## [PROBLEM DETAILS]
Would you restate the data exactly as given?

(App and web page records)
◇ ◇ ◇ ◇ ◇
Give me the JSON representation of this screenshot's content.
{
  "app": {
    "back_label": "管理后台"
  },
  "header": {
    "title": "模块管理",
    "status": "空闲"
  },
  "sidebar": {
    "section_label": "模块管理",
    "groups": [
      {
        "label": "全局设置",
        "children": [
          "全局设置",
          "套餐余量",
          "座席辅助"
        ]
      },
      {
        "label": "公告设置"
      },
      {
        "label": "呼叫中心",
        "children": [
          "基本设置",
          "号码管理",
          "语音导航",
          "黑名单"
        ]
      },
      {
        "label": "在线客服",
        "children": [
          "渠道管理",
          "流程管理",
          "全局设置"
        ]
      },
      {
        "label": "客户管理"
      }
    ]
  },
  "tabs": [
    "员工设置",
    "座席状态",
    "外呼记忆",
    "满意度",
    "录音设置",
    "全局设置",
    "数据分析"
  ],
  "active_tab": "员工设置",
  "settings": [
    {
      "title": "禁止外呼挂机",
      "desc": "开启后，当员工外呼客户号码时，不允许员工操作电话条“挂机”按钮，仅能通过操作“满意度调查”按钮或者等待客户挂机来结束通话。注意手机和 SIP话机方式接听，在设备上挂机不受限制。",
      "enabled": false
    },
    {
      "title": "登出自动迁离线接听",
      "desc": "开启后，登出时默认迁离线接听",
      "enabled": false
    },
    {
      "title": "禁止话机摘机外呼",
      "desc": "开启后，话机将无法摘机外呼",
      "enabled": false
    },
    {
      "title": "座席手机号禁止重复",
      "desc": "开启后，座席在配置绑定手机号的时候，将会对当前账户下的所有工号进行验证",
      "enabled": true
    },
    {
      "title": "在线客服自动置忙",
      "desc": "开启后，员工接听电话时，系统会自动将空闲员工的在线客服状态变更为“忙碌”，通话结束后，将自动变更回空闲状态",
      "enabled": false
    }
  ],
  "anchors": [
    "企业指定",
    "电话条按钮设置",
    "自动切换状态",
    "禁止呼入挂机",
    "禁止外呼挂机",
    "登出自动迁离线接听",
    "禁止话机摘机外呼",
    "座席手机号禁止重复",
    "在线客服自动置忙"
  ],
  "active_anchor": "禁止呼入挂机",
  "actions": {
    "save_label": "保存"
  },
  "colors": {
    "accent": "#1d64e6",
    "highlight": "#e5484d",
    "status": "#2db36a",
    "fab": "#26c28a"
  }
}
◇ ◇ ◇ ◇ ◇
## [RESPONSE TO THIS TASK]
Give me the JSON representation of this screenshot's content.
{
  "app": {
    "back_label": "管理后台"
  },
  "header": {
    "title": "模块管理",
    "status": "空闲"
  },
  "sidebar": {
    "section_label": "模块管理",
    "groups": [
      {
        "label": "全局设置",
        "children": [
          "全局设置",
          "套餐余量",
          "座席辅助"
        ]
      },
      {
        "label": "公告设置"
      },
      {
        "label": "呼叫中心",
        "children": [
          "基本设置",
          "号码管理",
          "语音导航",
          "黑名单"
        ]
      },
      {
        "label": "在线客服",
        "children": [
          "渠道管理",
          "流程管理",
          "全局设置"
        ]
      },
      {
        "label": "客户管理"
      }
    ]
  },
  "tabs": [
    "员工设置",
    "座席状态",
    "外呼记忆",
    "满意度",
    "录音设置",
    "全局设置",
    "数据分析"
  ],
  "active_tab": "员工设置",
  "settings": [
    {
      "title": "禁止外呼挂机",
      "desc": "开启后，当员工外呼客户号码时，不允许员工操作电话条“挂机”按钮，仅能通过操作“满意度调查”按钮或者等待客户挂机来结束通话。注意手机和 SIP话机方式接听，在设备上挂机不受限制。",
      "enabled": false
    },
    {
      "title": "登出自动迁离线接听",
      "desc": "开启后，登出时默认迁离线接听",
      "enabled": false
    },
    {
      "title": "禁止话机摘机外呼",
      "desc": "开启后，话机将无法摘机外呼",
      "enabled": false
    },
    {
      "title": "座席手机号禁止重复",
      "desc": "开启后，座席在配置绑定手机号的时候，将会对当前账户下的所有工号进行验证",
      "enabled": true
    },
    {
      "title": "在线客服自动置忙",
      "desc": "开启后，员工接听电话时，系统会自动将空闲员工的在线客服状态变更为“忙碌”，通话结束后，将自动变更回空闲状态",
      "enabled": false
    }
  ],
  "anchors": [
    "企业指定",
    "电话条按钮设置",
    "自动切换状态",
    "禁止呼入挂机",
    "禁止外呼挂机",
    "登出自动迁离线接听",
    "禁止话机摘机外呼",
    "座席手机号禁止重复",
    "在线客服自动置忙"
  ],
  "active_anchor": "禁止呼入挂机",
  "actions": {
    "save_label": "保存"
  },
  "colors": {
    "accent": "#1d64e6",
    "highlight": "#e5484d",
    "status": "#2db36a",
    "fab": "#26c28a"
  }
}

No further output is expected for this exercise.